→ Exercise: For the word "werden", state how many lines below contain it. Give no other text.

→ Records:
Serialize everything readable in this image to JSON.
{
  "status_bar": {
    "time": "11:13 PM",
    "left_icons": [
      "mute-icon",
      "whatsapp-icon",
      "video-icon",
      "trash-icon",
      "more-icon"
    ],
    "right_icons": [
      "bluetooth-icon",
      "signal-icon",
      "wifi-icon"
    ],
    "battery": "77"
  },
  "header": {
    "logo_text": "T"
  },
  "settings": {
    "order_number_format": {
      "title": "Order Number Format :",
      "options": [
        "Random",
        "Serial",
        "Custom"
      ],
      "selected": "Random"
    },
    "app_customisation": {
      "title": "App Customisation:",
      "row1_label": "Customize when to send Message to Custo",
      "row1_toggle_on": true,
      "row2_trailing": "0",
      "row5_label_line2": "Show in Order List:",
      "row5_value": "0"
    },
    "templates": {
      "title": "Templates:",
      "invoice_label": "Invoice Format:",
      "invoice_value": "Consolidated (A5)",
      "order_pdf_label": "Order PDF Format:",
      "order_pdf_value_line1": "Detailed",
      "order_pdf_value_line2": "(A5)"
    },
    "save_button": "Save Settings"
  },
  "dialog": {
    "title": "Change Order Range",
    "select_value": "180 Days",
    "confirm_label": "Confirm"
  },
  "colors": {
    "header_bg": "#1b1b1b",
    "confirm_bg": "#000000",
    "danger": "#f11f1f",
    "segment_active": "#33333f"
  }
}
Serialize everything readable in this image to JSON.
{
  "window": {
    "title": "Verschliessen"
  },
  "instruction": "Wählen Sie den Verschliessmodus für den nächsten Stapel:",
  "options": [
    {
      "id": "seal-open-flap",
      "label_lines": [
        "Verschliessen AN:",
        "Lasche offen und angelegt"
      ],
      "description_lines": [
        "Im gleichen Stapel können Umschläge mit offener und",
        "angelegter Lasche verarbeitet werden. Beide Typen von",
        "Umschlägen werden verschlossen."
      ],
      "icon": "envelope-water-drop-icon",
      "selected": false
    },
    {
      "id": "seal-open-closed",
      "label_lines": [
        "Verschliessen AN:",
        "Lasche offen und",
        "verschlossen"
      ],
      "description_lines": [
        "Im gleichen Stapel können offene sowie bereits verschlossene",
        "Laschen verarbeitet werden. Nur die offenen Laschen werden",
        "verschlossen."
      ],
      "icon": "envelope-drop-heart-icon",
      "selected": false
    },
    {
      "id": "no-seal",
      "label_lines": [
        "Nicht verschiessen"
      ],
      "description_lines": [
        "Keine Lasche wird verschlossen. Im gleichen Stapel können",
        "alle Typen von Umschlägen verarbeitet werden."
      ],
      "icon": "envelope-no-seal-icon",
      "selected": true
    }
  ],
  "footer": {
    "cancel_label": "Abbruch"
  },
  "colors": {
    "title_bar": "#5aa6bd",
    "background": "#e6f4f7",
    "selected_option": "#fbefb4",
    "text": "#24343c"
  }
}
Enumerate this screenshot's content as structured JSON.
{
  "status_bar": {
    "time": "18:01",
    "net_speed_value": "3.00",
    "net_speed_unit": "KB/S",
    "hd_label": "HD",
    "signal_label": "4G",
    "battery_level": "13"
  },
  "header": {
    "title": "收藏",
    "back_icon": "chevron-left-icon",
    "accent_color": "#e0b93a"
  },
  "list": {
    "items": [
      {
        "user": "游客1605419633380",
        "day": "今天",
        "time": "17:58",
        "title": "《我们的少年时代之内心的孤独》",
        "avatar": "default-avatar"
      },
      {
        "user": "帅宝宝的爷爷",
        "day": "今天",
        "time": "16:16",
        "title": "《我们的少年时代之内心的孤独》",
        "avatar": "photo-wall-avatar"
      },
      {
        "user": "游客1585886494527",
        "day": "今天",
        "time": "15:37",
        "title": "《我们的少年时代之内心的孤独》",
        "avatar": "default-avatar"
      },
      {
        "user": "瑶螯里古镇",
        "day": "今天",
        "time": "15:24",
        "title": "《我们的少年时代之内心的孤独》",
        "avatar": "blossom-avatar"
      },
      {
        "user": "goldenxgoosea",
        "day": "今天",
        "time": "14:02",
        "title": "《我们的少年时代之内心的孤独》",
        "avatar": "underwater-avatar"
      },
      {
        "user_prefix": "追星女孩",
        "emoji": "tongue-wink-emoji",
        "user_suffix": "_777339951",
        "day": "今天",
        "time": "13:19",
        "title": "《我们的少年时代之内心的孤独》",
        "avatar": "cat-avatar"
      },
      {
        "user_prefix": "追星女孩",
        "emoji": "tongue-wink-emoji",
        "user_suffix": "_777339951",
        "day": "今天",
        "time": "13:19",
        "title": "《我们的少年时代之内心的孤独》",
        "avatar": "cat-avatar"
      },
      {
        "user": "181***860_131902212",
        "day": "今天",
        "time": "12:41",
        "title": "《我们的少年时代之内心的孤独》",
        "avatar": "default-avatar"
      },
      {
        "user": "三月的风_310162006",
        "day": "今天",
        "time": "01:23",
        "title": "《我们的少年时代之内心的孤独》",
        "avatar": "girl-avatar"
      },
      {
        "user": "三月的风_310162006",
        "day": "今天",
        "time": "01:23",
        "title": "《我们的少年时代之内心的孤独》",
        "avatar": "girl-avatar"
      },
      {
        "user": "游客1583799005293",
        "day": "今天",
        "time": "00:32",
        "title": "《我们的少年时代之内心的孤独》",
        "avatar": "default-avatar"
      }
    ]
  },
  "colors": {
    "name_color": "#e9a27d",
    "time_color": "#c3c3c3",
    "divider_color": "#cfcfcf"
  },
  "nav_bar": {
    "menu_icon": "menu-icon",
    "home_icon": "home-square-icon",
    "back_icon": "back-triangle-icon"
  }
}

→ Task solution: 4